**Problem**
Every record gets copied exactly, and no picture goes with it.

**Exercise material**

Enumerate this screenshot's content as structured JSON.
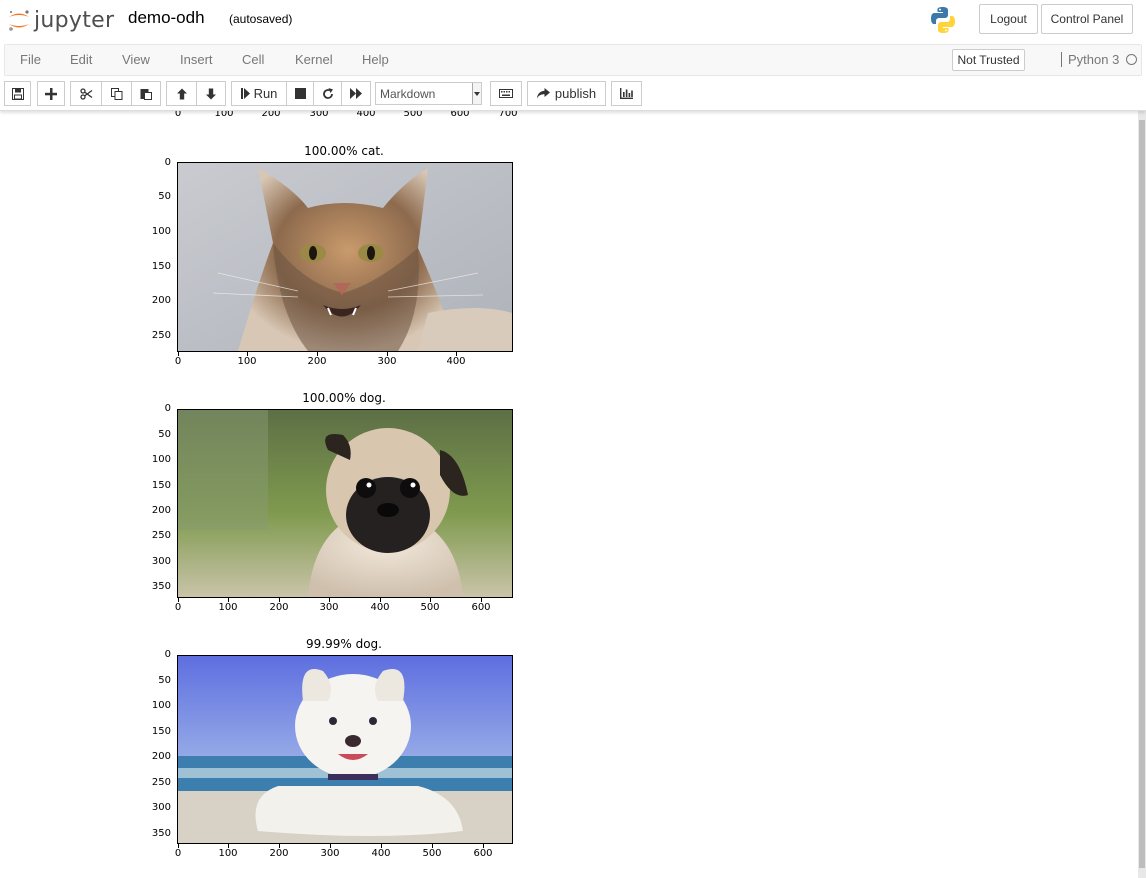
{
  "header": {
    "logo_text": "jupyter",
    "notebook_name": "demo-odh",
    "autosave_status": "(autosaved)",
    "logout_label": "Logout",
    "control_panel_label": "Control Panel"
  },
  "menubar": {
    "items": [
      "File",
      "Edit",
      "View",
      "Insert",
      "Cell",
      "Kernel",
      "Help"
    ],
    "trust_label": "Not Trusted",
    "kernel_name": "Python 3"
  },
  "toolbar": {
    "run_label": "Run",
    "cell_type": "Markdown",
    "publish_label": "publish",
    "icons": [
      "save-icon",
      "plus-icon",
      "cut-icon",
      "copy-icon",
      "paste-icon",
      "arrow-up-icon",
      "arrow-down-icon",
      "step-forward-icon",
      "stop-icon",
      "refresh-icon",
      "fast-forward-icon",
      "keyboard-icon",
      "share-icon",
      "bar-chart-icon"
    ]
  },
  "output": {
    "top_partial_x_ticks": [
      "0",
      "100",
      "200",
      "300",
      "400",
      "500",
      "600",
      "700"
    ],
    "plots": [
      {
        "title": "100.00% cat.",
        "x_ticks": [
          "0",
          "100",
          "200",
          "300",
          "400"
        ],
        "y_ticks": [
          "0",
          "50",
          "100",
          "150",
          "200",
          "250"
        ],
        "image_subject": "cat"
      },
      {
        "title": "100.00% dog.",
        "x_ticks": [
          "0",
          "100",
          "200",
          "300",
          "400",
          "500",
          "600"
        ],
        "y_ticks": [
          "0",
          "50",
          "100",
          "150",
          "200",
          "250",
          "300",
          "350"
        ],
        "image_subject": "pug"
      },
      {
        "title": "99.99% dog.",
        "x_ticks": [
          "0",
          "100",
          "200",
          "300",
          "400",
          "500",
          "600"
        ],
        "y_ticks": [
          "0",
          "50",
          "100",
          "150",
          "200",
          "250",
          "300",
          "350"
        ],
        "image_subject": "white-puppy-on-beach"
      }
    ]
  },
  "colors": {
    "jupyter_orange": "#f37726",
    "menubar_bg": "#f8f8f8",
    "python_blue": "#3c78aa",
    "python_yellow": "#ffd43b"
  }
}
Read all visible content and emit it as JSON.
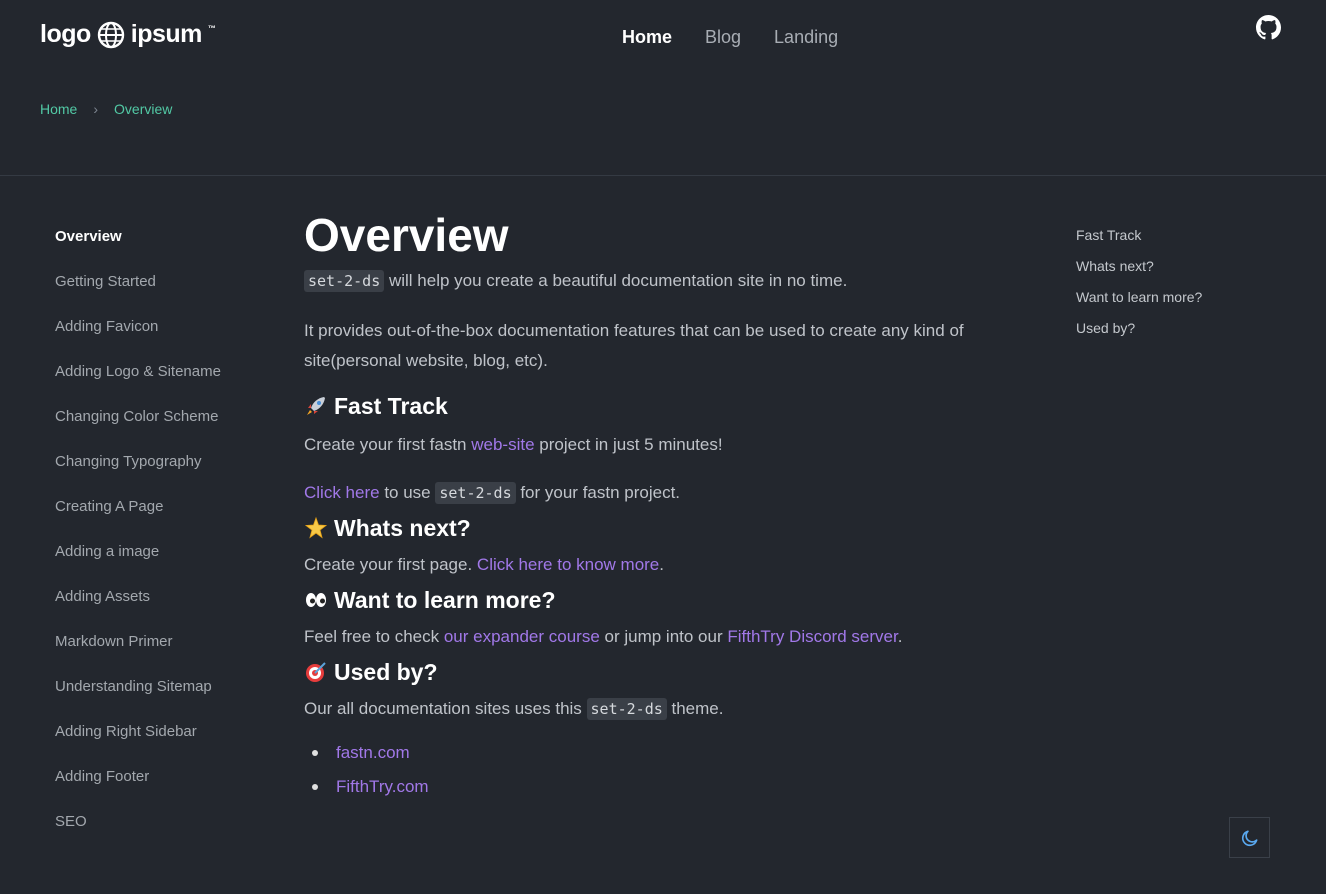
{
  "header": {
    "logo": {
      "left": "logo",
      "right": "ipsum",
      "tm": "™"
    },
    "nav": [
      {
        "label": "Home",
        "active": true
      },
      {
        "label": "Blog",
        "active": false
      },
      {
        "label": "Landing",
        "active": false
      }
    ],
    "github_icon": "github-icon"
  },
  "breadcrumb": {
    "home": "Home",
    "separator": "›",
    "current": "Overview"
  },
  "sidebar": {
    "items": [
      {
        "label": "Overview",
        "active": true
      },
      {
        "label": "Getting Started"
      },
      {
        "label": "Adding Favicon"
      },
      {
        "label": "Adding Logo & Sitename"
      },
      {
        "label": "Changing Color Scheme"
      },
      {
        "label": "Changing Typography"
      },
      {
        "label": "Creating A Page"
      },
      {
        "label": "Adding a image"
      },
      {
        "label": "Adding Assets"
      },
      {
        "label": "Markdown Primer"
      },
      {
        "label": "Understanding Sitemap"
      },
      {
        "label": "Adding Right Sidebar"
      },
      {
        "label": "Adding Footer"
      },
      {
        "label": "SEO"
      }
    ]
  },
  "main": {
    "title": "Overview",
    "intro": {
      "code": "set-2-ds",
      "text": " will help you create a beautiful documentation site in no time."
    },
    "provides": "It provides out-of-the-box documentation features that can be used to create any kind of site(personal website, blog, etc).",
    "fast_track": {
      "heading": "Fast Track",
      "line1_pre": "Create your first fastn ",
      "line1_link": "web-site",
      "line1_post": " project in just 5 minutes!",
      "line2_link": "Click here",
      "line2_mid": " to use ",
      "line2_code": "set-2-ds",
      "line2_post": " for your fastn project."
    },
    "whats_next": {
      "heading": "Whats next?",
      "pre": "Create your first page. ",
      "link": "Click here to know more",
      "post": "."
    },
    "learn_more": {
      "heading": "Want to learn more?",
      "pre": "Feel free to check ",
      "link1": "our expander course",
      "mid": " or jump into our ",
      "link2": "FifthTry Discord server",
      "post": "."
    },
    "used_by": {
      "heading": "Used by?",
      "pre": "Our all documentation sites uses this ",
      "code": "set-2-ds",
      "post": " theme.",
      "sites": [
        "fastn.com",
        "FifthTry.com"
      ]
    }
  },
  "toc": [
    "Fast Track",
    "Whats next?",
    "Want to learn more?",
    "Used by?"
  ],
  "theme_toggle_icon": "moon-icon",
  "colors": {
    "background": "#23272e",
    "link": "#a178e8",
    "breadcrumb": "#52c9a5"
  }
}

**Problem solution**
Enumerate this screenshot's content as structured JSON.
{
  "header": {
    "logo_text": "jupyter",
    "notebook_name": "demo-odh",
    "autosave_status": "(autosaved)",
    "logout_label": "Logout",
    "control_panel_label": "Control Panel"
  },
  "menubar": {
    "items": [
      "File",
      "Edit",
      "View",
      "Insert",
      "Cell",
      "Kernel",
      "Help"
    ],
    "trust_label": "Not Trusted",
    "kernel_name": "Python 3"
  },
  "toolbar": {
    "run_label": "Run",
    "cell_type": "Markdown",
    "publish_label": "publish",
    "icons": [
      "save-icon",
      "plus-icon",
      "cut-icon",
      "copy-icon",
      "paste-icon",
      "arrow-up-icon",
      "arrow-down-icon",
      "step-forward-icon",
      "stop-icon",
      "refresh-icon",
      "fast-forward-icon",
      "keyboard-icon",
      "share-icon",
      "bar-chart-icon"
    ]
  },
  "output": {
    "top_partial_x_ticks": [
      "0",
      "100",
      "200",
      "300",
      "400",
      "500",
      "600",
      "700"
    ],
    "plots": [
      {
        "title": "100.00% cat.",
        "x_ticks": [
          "0",
          "100",
          "200",
          "300",
          "400"
        ],
        "y_ticks": [
          "0",
          "50",
          "100",
          "150",
          "200",
          "250"
        ],
        "image_subject": "cat"
      },
      {
        "title": "100.00% dog.",
        "x_ticks": [
          "0",
          "100",
          "200",
          "300",
          "400",
          "500",
          "600"
        ],
        "y_ticks": [
          "0",
          "50",
          "100",
          "150",
          "200",
          "250",
          "300",
          "350"
        ],
        "image_subject": "pug"
      },
      {
        "title": "99.99% dog.",
        "x_ticks": [
          "0",
          "100",
          "200",
          "300",
          "400",
          "500",
          "600"
        ],
        "y_ticks": [
          "0",
          "50",
          "100",
          "150",
          "200",
          "250",
          "300",
          "350"
        ],
        "image_subject": "white-puppy-on-beach"
      }
    ]
  },
  "colors": {
    "jupyter_orange": "#f37726",
    "menubar_bg": "#f8f8f8",
    "python_blue": "#3c78aa",
    "python_yellow": "#ffd43b"
  }
}
Read all visible content and emit it as JSON.
{
  "header": {
    "logo": {
      "left": "logo",
      "right": "ipsum",
      "tm": "™"
    },
    "nav": [
      {
        "label": "Home",
        "active": true
      },
      {
        "label": "Blog",
        "active": false
      },
      {
        "label": "Landing",
        "active": false
      }
    ],
    "github_icon": "github-icon"
  },
  "breadcrumb": {
    "home": "Home",
    "separator": "›",
    "current": "Overview"
  },
  "sidebar": {
    "items": [
      {
        "label": "Overview",
        "active": true
      },
      {
        "label": "Getting Started"
      },
      {
        "label": "Adding Favicon"
      },
      {
        "label": "Adding Logo & Sitename"
      },
      {
        "label": "Changing Color Scheme"
      },
      {
        "label": "Changing Typography"
      },
      {
        "label": "Creating A Page"
      },
      {
        "label": "Adding a image"
      },
      {
        "label": "Adding Assets"
      },
      {
        "label": "Markdown Primer"
      },
      {
        "label": "Understanding Sitemap"
      },
      {
        "label": "Adding Right Sidebar"
      },
      {
        "label": "Adding Footer"
      },
      {
        "label": "SEO"
      }
    ]
  },
  "main": {
    "title": "Overview",
    "intro": {
      "code": "set-2-ds",
      "text": " will help you create a beautiful documentation site in no time."
    },
    "provides": "It provides out-of-the-box documentation features that can be used to create any kind of site(personal website, blog, etc).",
    "fast_track": {
      "heading": "Fast Track",
      "line1_pre": "Create your first fastn ",
      "line1_link": "web-site",
      "line1_post": " project in just 5 minutes!",
      "line2_link": "Click here",
      "line2_mid": " to use ",
      "line2_code": "set-2-ds",
      "line2_post": " for your fastn project."
    },
    "whats_next": {
      "heading": "Whats next?",
      "pre": "Create your first page. ",
      "link": "Click here to know more",
      "post": "."
    },
    "learn_more": {
      "heading": "Want to learn more?",
      "pre": "Feel free to check ",
      "link1": "our expander course",
      "mid": " or jump into our ",
      "link2": "FifthTry Discord server",
      "post": "."
    },
    "used_by": {
      "heading": "Used by?",
      "pre": "Our all documentation sites uses this ",
      "code": "set-2-ds",
      "post": " theme.",
      "sites": [
        "fastn.com",
        "FifthTry.com"
      ]
    }
  },
  "toc": [
    "Fast Track",
    "Whats next?",
    "Want to learn more?",
    "Used by?"
  ],
  "theme_toggle_icon": "moon-icon",
  "colors": {
    "background": "#23272e",
    "link": "#a178e8",
    "breadcrumb": "#52c9a5"
  }
}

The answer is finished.